Thomas T. Goldsmith Jr. and Estle Ray Mann invented a missile launcher simulation, known as the cathode ray tube amusement device. Built in 1947, and patented in 1948, it was never released to the public or marketed.
Alan Turing and his colleague D. G. Champernowne wrote a chess playing algorithm. At the time, there was not a computer powerful enough to run the algorithm. The algorithm was tested twice by playing human versus algorithm matches in which the algorithm and the human player each won once.
Claude Shannon devised a chess playing program that appeared in the paper "Programming a Computer for Playing Chess" published in
Philosophical Magazine. This was the first article on the problem of computer chess, published before anyone had programmed a computer to play chess.
On May 5, 1951, the NIMROD computer was presented at the Science Museum (London) during the Festival of Britain. Using a panel of lights for its display, it was designed exclusively to play the game of NIM; this was the first instance of a digital computer designed specifically to play a game. NIMROD could play either the traditional or "reverse" form of the game.
TV engineer named Ralph Baer was asked by the chief engineer at Loral to build "the best television set in the world". Baer came up with an idea for playing games on the television set, but the idea was turned down.
In November 1951, Dr. Dietrich Prinz wrote the original chess playing program for the Manchester Ferranti computer.
Christopher S. Strachey created a program on the Ferranti machine which, by the summer of 1952, "could play a complete game of draughts (checkers) at a reasonable speed". Arthur Samuel built on his work to make a checkers-playing program for the IBM 701, which ran at the end of the year.
Tennis for Two was a computer game developed in 1958 on an oscilloscope which simulated a game of tennis or ping pong. It was created by William Higinbotham. Unlike Pong and similar early games, Tennis for Two shows a simplified tennis court from the side instead of a top-down perspective. The ball is affected by gravity and must be played over the net. The game was controlled by an analog computer and "consisted mostly of resistors, capacitors and relays, but where fast switching was needed – when the ball was in play – transistor switches were used".

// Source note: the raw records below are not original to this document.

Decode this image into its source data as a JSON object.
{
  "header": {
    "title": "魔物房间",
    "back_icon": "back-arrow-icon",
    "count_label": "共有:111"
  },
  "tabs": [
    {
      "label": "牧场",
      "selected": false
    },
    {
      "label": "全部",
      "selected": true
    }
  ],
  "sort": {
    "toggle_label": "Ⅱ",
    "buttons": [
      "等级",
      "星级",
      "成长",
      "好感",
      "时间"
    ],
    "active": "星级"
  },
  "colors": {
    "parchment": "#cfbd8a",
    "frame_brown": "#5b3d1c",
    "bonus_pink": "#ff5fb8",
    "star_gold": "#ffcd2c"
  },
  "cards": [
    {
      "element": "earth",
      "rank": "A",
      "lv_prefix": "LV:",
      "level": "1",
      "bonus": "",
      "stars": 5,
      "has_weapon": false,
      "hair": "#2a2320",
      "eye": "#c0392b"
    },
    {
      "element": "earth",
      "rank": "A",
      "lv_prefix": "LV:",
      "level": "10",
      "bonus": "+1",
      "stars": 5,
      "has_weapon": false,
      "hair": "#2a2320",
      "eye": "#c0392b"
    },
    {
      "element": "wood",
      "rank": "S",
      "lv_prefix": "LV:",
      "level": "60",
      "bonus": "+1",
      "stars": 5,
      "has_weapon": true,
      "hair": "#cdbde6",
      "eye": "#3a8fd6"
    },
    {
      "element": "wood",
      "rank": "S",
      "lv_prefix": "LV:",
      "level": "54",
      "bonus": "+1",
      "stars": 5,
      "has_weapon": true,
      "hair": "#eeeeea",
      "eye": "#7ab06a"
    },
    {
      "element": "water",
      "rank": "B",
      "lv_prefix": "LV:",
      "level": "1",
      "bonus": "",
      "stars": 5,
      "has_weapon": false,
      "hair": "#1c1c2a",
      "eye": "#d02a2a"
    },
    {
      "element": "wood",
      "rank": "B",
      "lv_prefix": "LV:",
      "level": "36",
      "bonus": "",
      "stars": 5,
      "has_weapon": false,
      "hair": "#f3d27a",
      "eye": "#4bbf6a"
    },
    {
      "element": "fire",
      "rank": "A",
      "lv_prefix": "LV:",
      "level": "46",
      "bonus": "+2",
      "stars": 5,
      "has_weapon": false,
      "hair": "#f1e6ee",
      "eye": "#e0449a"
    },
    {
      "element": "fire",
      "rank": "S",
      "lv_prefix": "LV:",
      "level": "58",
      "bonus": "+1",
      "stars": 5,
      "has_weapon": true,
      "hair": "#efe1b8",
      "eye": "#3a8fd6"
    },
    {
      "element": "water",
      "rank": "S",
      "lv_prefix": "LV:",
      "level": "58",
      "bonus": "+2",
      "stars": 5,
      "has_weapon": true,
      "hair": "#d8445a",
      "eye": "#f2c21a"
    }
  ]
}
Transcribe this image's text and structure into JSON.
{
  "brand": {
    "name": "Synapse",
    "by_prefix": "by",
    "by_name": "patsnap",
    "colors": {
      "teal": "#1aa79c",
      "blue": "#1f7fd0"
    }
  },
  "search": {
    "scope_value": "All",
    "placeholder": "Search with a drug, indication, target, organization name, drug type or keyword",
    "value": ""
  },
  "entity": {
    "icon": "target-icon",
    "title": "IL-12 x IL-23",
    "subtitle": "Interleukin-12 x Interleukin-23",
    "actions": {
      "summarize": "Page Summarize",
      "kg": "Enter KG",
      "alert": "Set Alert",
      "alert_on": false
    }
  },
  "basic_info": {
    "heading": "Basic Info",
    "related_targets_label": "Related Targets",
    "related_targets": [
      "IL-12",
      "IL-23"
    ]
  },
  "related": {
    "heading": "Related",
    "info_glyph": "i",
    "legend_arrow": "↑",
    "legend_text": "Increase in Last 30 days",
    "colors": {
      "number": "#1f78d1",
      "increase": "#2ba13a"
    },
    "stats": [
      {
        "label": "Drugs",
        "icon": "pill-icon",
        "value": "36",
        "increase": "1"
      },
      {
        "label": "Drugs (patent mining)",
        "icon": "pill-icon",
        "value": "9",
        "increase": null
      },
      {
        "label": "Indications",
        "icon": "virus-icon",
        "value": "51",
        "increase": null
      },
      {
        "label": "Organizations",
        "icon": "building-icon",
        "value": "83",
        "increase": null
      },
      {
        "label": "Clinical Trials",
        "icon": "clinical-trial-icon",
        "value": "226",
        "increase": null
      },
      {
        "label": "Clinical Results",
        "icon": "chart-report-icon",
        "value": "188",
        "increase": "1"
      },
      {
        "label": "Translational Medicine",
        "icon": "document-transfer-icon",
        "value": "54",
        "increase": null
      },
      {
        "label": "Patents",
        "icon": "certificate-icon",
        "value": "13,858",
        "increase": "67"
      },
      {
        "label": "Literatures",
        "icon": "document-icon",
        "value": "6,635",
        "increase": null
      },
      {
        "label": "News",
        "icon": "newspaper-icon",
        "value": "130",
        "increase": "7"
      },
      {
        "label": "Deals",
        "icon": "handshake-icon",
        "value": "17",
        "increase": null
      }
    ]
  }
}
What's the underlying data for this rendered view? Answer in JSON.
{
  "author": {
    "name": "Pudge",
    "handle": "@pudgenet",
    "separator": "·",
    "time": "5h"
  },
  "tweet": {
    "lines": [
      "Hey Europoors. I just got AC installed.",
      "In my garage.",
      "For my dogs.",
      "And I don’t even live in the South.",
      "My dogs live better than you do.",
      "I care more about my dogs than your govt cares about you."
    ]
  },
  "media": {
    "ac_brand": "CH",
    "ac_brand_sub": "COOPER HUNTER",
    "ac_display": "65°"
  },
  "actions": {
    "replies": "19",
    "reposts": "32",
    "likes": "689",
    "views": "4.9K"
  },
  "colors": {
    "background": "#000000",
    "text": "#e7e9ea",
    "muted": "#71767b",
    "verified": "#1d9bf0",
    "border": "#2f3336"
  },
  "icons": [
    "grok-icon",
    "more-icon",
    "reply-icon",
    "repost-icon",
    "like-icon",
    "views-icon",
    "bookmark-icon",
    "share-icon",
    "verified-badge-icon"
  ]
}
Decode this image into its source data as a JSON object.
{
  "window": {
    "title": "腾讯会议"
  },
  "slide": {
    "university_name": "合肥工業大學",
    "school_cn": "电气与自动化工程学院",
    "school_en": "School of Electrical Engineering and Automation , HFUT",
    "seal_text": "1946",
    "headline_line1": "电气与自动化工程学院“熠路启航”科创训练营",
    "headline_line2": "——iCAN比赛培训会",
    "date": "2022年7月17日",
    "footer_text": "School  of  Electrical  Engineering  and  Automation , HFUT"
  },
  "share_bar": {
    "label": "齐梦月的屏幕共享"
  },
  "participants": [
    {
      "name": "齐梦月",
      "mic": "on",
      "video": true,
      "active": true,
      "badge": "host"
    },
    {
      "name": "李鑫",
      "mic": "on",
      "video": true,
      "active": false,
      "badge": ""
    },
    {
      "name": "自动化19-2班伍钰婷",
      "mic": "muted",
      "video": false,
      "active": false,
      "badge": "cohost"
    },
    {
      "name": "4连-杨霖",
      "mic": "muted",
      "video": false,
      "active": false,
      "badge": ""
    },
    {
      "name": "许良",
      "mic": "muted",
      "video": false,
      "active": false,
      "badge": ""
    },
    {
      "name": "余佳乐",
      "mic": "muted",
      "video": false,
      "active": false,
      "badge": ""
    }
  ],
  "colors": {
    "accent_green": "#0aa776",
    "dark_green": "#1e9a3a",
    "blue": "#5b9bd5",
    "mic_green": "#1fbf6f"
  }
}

In 1959, a collection of interactive graphical programs were created on the TX-0 machine at MIT:
Mouse in the Maze: which allowed users to place maze walls, bits of cheese, and (in some versions) glasses of martini by way of a light pen interacting with the screen. One could then release the mouse and watch it traverse the maze to find the goodies.
Tic-Tac-Toe: Using the light pen, the user could play a simple game of naughts and crosses against the computer.
A DEC memo M-1098 from March 31, 1961 references a Kalah game playing program developed for the PDP-1, which later became DEC program No. 56 for the PDP-1. The attributed author is Roland Silver.
Later, a program called Expensive Planetarium (referring to the price of the PDP-1 computer) was incorporated into the main code, replacing the randomly generated star field. The program was based on real star charts that scrolled slowly: at any one time, 45% of the night sky was visible, showing every star down to the fifth magnitude.
A number of games can be found available for purchase in an April 1962 IBM program catalog.
BBC Vik The Baseball Demonstrator
Jack and Paul Burgeson
Blackjack Game (tape)
A. J. Lang
Blackjack Demonstration (card)
Karl E. Hitt
Checker Demonstration Program
Simulation of a One-Armed Bandit
Three Dimensional Tic-Tack-Toe
H. F. Smith Jr.
Wallace Feurzeig at BBN (Bolt Beranek and Newman) developed for the PDP-1, a question and answer game, the Socratic System, designed to teach medical students how to diagnose patients. This game was based off an earlier game, The Alphabet Guessing Game, by Judith Harris of BBN.
Edward Steinberger wrote a dice game for the PDP-5.
Baseball simulation game written in BASIC by John Kemeny and later edited by Keith Bellairs on January 13, 1965.
Larry Bethurum, from the Phillips Exter Academy, submitted the BASIC source code of a bingo game to the DECUS user group. Comments in the code suggest the game was written on January 23, 1966.
First basketball simulation game written in BASIC by Charles R. Bacheller in May 1967.
A baseball game that simulates the 1967 World Series written in BASIC by Jacob Bergmann in August 1967.